### WHAT TO DO
Take every line containing "term" from the material and copy it.
RECORDED INFORMATION below:
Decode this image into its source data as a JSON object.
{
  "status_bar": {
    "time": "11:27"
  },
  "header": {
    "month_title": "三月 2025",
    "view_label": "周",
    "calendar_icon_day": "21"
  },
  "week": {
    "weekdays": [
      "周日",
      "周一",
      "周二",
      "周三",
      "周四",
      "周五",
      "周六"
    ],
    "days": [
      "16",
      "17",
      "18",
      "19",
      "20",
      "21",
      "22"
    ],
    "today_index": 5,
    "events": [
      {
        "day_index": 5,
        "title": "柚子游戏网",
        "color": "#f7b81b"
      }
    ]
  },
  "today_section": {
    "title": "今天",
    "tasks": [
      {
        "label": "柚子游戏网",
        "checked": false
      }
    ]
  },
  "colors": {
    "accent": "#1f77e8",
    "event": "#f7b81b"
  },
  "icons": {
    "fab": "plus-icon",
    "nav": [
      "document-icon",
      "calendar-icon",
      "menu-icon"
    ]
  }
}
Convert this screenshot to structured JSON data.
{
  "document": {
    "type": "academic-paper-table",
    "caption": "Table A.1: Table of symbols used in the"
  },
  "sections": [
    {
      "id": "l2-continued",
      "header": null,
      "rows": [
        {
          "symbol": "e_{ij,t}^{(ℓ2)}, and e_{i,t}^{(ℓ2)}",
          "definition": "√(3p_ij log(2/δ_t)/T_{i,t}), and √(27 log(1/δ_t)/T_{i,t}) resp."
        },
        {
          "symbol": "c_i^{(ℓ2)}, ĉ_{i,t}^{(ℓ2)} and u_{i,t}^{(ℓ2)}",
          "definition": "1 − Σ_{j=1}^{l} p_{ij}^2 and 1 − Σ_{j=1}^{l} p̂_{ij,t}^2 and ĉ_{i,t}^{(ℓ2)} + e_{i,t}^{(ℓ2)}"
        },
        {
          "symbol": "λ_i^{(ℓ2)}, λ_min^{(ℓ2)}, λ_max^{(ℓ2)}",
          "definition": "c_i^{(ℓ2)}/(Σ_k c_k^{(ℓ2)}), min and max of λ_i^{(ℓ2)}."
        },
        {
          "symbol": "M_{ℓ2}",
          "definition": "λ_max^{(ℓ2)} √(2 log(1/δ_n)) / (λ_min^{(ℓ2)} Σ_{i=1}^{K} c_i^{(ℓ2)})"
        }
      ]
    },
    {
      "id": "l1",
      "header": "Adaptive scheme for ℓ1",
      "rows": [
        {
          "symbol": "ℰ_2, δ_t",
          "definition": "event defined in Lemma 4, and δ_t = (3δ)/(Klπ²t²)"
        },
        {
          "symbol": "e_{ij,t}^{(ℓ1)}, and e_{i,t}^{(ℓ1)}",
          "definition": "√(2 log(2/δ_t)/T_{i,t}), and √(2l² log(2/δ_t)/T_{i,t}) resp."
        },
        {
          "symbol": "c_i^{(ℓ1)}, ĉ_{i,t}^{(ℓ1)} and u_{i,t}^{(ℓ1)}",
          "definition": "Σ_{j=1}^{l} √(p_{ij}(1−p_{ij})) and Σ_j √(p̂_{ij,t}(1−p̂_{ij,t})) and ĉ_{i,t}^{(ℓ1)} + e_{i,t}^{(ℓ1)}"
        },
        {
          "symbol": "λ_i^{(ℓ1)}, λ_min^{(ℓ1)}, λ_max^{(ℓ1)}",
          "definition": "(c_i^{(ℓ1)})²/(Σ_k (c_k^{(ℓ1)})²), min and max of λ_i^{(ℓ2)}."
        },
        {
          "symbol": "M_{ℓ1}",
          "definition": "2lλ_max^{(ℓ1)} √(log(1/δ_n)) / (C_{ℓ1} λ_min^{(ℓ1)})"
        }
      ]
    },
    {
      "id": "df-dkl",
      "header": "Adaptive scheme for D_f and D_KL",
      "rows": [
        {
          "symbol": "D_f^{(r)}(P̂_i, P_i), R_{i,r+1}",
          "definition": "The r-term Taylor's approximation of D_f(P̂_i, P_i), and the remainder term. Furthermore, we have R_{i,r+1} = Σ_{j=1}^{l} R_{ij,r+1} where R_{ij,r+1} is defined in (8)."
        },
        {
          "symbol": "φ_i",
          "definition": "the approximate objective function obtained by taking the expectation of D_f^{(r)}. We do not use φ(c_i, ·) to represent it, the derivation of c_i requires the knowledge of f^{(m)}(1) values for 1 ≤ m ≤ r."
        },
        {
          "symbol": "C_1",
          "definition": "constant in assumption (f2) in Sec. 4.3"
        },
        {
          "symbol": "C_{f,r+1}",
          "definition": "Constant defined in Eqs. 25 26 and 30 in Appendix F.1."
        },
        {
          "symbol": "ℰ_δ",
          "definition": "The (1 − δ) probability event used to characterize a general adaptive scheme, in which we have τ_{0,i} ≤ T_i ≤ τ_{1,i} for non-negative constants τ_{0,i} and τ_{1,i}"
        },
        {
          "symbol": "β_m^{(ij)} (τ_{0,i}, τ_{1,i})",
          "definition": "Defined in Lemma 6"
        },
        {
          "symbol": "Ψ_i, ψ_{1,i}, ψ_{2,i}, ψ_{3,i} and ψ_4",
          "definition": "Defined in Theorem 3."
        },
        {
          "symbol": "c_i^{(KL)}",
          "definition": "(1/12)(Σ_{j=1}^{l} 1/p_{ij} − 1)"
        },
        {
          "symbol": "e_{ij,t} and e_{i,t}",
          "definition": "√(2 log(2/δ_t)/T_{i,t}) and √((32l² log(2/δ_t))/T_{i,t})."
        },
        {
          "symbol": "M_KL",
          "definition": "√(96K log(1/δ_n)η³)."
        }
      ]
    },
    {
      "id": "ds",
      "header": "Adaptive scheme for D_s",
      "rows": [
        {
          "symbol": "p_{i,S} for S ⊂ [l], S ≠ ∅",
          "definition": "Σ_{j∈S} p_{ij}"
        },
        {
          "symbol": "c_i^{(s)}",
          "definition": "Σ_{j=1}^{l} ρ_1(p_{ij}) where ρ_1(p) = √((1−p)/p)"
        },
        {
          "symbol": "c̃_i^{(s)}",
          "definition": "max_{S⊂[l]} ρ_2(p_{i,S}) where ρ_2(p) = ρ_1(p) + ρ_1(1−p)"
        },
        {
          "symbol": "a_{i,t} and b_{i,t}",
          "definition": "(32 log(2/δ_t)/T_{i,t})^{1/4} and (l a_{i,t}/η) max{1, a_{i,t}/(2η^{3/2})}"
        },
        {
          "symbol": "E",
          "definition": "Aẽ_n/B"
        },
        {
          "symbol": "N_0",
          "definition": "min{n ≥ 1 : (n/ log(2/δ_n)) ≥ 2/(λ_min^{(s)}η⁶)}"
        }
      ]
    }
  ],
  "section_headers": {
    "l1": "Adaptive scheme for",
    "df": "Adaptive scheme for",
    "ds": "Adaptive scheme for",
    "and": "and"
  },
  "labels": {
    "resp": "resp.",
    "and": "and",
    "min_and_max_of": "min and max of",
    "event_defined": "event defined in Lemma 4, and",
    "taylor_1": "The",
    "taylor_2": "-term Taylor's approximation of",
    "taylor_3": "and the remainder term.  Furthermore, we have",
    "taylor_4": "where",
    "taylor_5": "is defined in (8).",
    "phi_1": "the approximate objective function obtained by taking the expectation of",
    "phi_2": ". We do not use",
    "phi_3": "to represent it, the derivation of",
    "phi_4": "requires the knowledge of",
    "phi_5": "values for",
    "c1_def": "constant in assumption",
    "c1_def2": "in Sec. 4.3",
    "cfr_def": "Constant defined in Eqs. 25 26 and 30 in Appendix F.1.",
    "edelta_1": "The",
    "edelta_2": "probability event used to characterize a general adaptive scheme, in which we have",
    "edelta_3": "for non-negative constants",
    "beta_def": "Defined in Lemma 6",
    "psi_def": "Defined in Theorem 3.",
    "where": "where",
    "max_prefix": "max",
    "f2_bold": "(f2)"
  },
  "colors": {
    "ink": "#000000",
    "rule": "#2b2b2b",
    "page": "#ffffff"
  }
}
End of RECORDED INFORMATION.
### ANSWER BOX
          "definition": "The r-term Taylor's approximation of D_f(P̂_i, P_i), and the remainder term. Furthermore, we have R_{i,r+1} = Σ_{j=1}^{l} R_{ij,r+1} where R_{ij,r+1} is defined in (8)."
    "taylor_2": "-term Taylor's approximation of",
    "taylor_3": "and the remainder term.  Furthermore, we have",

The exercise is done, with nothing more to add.